• _Work order_: Your task is to repeat the entries below exactly and to leave their images out.
=== Data ===
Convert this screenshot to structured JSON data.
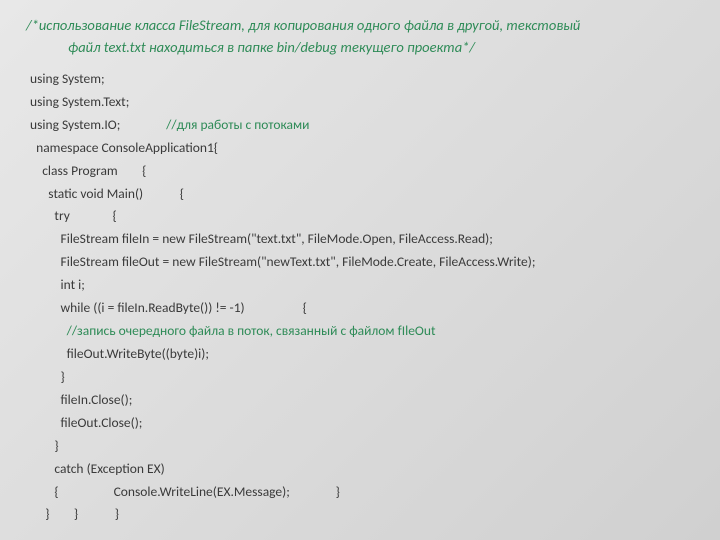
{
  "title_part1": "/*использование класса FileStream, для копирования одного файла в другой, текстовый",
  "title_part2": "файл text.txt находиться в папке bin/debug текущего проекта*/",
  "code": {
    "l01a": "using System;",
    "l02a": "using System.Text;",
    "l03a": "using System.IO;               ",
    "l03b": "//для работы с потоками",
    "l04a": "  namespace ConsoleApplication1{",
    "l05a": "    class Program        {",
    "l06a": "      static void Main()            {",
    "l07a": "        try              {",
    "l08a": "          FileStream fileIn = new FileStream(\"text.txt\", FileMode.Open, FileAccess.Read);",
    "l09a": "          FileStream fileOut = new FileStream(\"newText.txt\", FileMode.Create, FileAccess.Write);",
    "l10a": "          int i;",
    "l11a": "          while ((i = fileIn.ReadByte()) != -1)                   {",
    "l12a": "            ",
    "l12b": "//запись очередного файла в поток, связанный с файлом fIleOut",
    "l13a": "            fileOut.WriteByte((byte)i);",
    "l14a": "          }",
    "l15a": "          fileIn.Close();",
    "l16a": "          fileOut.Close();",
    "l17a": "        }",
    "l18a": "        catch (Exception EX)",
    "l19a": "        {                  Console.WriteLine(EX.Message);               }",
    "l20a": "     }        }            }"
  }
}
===
• _Answer to the exercise_:
Convert this screenshot to structured JSON data.
{
  "title_part1": "/*использование класса FileStream, для копирования одного файла в другой, текстовый",
  "title_part2": "файл text.txt находиться в папке bin/debug текущего проекта*/",
  "code": {
    "l01a": "using System;",
    "l02a": "using System.Text;",
    "l03a": "using System.IO;               ",
    "l03b": "//для работы с потоками",
    "l04a": "  namespace ConsoleApplication1{",
    "l05a": "    class Program        {",
    "l06a": "      static void Main()            {",
    "l07a": "        try              {",
    "l08a": "          FileStream fileIn = new FileStream(\"text.txt\", FileMode.Open, FileAccess.Read);",
    "l09a": "          FileStream fileOut = new FileStream(\"newText.txt\", FileMode.Create, FileAccess.Write);",
    "l10a": "          int i;",
    "l11a": "          while ((i = fileIn.ReadByte()) != -1)                   {",
    "l12a": "            ",
    "l12b": "//запись очередного файла в поток, связанный с файлом fIleOut",
    "l13a": "            fileOut.WriteByte((byte)i);",
    "l14a": "          }",
    "l15a": "          fileIn.Close();",
    "l16a": "          fileOut.Close();",
    "l17a": "        }",
    "l18a": "        catch (Exception EX)",
    "l19a": "        {                  Console.WriteLine(EX.Message);               }",
    "l20a": "     }        }            }"
  }
}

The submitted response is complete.